‘8 Diagrams’ tells group’s story
It can be difficult to find rappers with creative content, but Wu-Tang Clan delivers unique songs and sounds in their latest album “8 Diagrams.”
While many of their old albums, like “Iron Flag” and “The W,” preach about the reality of street life and the grind of getting by, “8 Diagrams” puts the gang mentality behind them.
“8 Diagrams,” which was released Tuesday, Dec. 11, is a 14-song album complete with a DVD. The album itself is classified in stores and on iTunes as hip-hop/rap while past albums were labeled only as rap.
The DVD is a combination of classic live Wu-Tang concerts and interviews from members of the clan on how the rap game has changed.
It has been six years since Wu-Tang’s last release; not counting a live album that came out in 2004. This is their fifth full-length album since their start in 1993, and all five albums have been produced by RZA.
In this album RZA lays down symphonic string and horns in songs like “Rushing Elephants” and “Unpredictable” and also uses the familiar Beatles guitar sample “While My Guitar Gently Weeps.”
Red Hot Chili Peppers guitarist John Frusciante, assisted by George Harrison’s son Dhani Harrison, plays the sampled Beatles chords in Wu-Tang’s “My Heart Gently Weeps.”
Hip-hop music is often about having something real to say. In “8 Diagrams,” Wu-Tang tells their story and raps their struggle rather than trying to create an image and prove themselves as thugs like they did in their old albums.

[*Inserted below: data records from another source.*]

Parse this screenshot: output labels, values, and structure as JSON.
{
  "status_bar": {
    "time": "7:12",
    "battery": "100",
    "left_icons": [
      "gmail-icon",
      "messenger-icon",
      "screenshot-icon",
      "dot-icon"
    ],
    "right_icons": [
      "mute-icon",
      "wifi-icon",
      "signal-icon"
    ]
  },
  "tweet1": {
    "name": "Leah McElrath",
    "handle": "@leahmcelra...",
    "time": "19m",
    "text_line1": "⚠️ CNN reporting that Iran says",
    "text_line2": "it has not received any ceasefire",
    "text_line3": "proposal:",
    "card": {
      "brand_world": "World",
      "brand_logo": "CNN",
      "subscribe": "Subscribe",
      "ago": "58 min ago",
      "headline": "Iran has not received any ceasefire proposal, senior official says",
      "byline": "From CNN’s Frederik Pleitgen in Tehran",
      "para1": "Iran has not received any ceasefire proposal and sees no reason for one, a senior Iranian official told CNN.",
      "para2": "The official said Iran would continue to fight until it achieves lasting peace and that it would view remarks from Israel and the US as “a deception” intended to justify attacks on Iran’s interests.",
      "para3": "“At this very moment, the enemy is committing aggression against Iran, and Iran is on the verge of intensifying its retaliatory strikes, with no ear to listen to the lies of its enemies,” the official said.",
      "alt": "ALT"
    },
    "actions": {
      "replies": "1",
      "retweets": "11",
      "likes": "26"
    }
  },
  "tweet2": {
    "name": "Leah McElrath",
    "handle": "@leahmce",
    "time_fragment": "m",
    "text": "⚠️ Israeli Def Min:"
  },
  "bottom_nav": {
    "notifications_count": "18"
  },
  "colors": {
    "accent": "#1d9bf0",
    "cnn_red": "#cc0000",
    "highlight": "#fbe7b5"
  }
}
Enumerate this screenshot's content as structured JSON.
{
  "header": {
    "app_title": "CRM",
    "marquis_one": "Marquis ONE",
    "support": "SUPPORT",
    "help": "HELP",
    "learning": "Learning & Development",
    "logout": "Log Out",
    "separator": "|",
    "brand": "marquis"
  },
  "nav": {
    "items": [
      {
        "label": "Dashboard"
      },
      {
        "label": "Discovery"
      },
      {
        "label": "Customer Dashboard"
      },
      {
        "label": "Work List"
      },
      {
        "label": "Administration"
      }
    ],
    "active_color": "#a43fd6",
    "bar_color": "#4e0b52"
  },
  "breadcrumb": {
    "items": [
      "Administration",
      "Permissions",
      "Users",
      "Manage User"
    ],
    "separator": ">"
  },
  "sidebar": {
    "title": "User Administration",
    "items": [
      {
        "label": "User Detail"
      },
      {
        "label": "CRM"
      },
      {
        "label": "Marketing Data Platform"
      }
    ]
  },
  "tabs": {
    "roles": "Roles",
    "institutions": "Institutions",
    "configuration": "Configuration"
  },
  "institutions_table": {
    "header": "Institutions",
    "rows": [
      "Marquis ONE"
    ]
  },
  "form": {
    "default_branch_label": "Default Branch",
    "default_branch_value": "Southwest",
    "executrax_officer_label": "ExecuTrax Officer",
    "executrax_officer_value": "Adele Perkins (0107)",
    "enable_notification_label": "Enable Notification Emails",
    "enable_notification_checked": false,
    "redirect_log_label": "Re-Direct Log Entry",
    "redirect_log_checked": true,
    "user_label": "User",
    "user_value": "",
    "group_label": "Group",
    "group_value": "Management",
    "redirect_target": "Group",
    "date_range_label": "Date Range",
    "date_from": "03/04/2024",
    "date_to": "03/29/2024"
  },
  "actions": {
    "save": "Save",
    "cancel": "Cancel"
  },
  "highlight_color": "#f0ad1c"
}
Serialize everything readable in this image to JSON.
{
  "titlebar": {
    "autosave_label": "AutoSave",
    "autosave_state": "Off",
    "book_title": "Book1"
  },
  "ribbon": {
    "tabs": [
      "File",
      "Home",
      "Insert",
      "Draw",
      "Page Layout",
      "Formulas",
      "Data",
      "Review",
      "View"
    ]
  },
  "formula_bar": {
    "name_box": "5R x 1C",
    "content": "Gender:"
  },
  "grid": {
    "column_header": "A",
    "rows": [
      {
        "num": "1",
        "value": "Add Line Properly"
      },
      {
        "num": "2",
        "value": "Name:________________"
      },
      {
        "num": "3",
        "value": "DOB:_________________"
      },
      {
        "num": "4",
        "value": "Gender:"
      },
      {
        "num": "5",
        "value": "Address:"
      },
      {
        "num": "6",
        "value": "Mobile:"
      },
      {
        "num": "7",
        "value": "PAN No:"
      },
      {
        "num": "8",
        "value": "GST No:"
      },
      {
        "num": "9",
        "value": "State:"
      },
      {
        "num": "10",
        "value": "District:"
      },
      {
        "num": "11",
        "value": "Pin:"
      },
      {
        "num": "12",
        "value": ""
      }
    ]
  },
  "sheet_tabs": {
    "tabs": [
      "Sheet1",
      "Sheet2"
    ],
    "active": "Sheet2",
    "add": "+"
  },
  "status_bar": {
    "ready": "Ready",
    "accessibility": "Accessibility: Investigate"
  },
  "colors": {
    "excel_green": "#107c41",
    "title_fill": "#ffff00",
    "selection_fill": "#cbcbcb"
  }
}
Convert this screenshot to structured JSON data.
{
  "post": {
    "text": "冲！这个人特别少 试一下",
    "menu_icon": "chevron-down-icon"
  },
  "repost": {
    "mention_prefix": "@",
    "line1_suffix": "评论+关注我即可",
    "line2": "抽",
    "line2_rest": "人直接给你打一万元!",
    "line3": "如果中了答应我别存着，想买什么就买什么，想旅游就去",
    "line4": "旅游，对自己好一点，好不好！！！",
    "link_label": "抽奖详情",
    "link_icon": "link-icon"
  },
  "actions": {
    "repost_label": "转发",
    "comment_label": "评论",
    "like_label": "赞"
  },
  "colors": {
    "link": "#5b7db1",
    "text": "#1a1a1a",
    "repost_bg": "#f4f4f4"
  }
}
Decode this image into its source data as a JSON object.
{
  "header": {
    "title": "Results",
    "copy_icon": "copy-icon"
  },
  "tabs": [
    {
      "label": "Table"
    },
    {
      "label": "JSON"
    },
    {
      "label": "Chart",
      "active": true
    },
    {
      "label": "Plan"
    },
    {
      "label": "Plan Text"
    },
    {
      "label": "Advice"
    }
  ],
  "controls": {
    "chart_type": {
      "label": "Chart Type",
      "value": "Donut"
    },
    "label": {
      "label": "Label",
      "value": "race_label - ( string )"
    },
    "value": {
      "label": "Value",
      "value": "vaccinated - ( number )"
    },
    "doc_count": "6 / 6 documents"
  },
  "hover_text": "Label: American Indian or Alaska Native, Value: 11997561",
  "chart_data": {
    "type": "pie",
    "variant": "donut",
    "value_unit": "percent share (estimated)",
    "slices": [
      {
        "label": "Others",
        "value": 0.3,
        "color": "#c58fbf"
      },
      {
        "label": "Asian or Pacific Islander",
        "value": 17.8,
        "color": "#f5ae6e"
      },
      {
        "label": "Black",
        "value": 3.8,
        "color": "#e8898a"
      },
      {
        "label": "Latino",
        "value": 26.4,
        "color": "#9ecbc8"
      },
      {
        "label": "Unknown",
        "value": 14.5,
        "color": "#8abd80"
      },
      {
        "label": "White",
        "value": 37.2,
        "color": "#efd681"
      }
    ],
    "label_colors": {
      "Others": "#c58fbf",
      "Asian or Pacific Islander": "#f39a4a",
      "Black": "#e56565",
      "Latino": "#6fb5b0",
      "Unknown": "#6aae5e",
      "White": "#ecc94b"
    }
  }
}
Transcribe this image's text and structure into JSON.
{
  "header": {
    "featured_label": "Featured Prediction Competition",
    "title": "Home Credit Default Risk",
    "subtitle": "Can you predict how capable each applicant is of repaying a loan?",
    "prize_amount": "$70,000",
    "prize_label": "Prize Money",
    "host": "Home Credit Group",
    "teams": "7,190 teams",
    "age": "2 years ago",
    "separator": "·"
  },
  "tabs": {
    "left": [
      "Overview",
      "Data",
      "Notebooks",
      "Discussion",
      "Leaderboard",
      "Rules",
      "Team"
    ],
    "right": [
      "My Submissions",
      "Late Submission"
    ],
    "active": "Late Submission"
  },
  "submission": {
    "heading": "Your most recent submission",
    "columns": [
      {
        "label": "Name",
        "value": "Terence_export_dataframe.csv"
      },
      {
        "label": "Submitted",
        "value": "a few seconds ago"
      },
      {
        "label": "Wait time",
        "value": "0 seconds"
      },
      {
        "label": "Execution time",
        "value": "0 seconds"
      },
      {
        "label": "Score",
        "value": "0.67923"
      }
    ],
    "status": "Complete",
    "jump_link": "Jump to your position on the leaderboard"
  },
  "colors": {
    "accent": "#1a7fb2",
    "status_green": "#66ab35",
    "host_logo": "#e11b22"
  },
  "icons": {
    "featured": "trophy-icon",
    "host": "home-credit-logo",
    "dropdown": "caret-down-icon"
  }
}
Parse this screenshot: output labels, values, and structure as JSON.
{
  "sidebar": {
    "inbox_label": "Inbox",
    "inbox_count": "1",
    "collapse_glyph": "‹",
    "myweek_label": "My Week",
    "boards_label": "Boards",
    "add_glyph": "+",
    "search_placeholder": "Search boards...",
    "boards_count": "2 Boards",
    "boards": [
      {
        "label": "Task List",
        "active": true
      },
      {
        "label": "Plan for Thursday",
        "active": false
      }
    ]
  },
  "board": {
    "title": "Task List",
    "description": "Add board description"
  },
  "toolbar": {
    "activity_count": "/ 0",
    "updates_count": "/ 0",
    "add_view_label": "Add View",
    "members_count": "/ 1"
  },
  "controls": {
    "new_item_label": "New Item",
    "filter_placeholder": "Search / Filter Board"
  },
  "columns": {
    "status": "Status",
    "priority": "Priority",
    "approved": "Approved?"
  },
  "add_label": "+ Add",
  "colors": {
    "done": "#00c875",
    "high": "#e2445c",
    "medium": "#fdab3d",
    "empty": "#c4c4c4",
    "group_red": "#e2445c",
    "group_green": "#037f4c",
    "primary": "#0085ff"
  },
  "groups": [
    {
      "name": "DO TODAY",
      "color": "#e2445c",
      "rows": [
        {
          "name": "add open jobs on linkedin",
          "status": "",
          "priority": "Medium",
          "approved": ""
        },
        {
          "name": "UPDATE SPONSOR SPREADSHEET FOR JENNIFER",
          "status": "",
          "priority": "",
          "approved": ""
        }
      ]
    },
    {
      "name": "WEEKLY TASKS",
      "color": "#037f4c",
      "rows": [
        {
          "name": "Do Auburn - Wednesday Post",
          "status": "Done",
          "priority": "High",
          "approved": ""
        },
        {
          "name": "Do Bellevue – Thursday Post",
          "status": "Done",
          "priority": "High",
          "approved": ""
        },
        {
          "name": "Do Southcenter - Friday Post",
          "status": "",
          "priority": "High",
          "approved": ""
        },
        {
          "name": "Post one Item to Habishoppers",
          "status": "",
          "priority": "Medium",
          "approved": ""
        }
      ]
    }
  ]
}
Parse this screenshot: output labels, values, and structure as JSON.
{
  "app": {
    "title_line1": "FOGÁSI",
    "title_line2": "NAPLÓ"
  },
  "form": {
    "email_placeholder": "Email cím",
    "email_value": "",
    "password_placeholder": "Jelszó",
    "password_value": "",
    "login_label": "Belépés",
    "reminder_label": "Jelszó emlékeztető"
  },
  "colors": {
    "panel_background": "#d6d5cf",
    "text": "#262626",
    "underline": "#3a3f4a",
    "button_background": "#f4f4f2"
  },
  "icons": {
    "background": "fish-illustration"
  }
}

What makes Wu-Tang stand out from so many other artists is their ability to take music with emotion – like jazz, funk or soul – and mix it into a hip-hop beat. The song “Life Changes” uses heavy, blues-filled female vocals to flow with the deep rap base. This is the hip-hop sound that is more present in “8 Diagrams” than in any of their previous albums.
“8 Diagrams” has many of the Wu-Tang trademarks, such as recorded dialogue before a lot of the songs as an introduction of what’s to come. If the album did not have any of those it would be hard to classify it as Wu-Tang. Though the group is very New York street, they are also very unique. Their creativity, compared to other rappers, is not cliché.
The album lacks soul with the void of missing member ODB – one of Wu-Tang’s most odd but also most essential components.
The song “C.R.E.A.M.” from 1993s “Enter the Wu-Tang, 36 Chambers,” represents making money, and “growing up on the crime side.” ODB shows his toughness with his raspy rap style and creates a presence in the group that will never be mimicked.
Wu-Tang Clan has matured over their almost 15-year career, and this album is more of a reflection in terms of the song content.
Special guests on the album include Erykah Badu on “My Heart Gently Weeps,” funk legend George Clinton on “Wolves,” and Sunny Valentine on “Gun Will Go.”
These artists contribute greatly to the slow songs in the second half of the album. Singing has a strong presence in “8 Diagrams” and definitely gives the music a softer sound. With the clan rapping less about gang unity and more about “the hip-hop renaissance,” like in the song “Weak Spot,” the softer sounds only seem natural.
Wu-Tang is growing up, which is noticeable even in Method Man’s voice. Though RZA was the only member to have a solo track, “Sunlight”, Method’s sound of authority, is far from faded.
Understanding “8 Diagrams” depends on whether one is really able to understand Wu-Tang. They have never been typical, and in no way do they change the bizarre sound they’ve always had in this album.
Hip-hop has changed since the group’s start in 1993, and Wu-Tang hangs with the times. However, appreciating the change in the Clan will determine the success of the album.
Wu-Tang Clan is playing an all ages concert at the Fox Theatre on Tuesday, Dec. 18, presented by the Colorado Daily and Radio 1190. Doors open at 8:30 p.m. and tickets are $40.
Contact Campus Press Staff Writer Clare Lane at Clare.Lane@colorado.edu.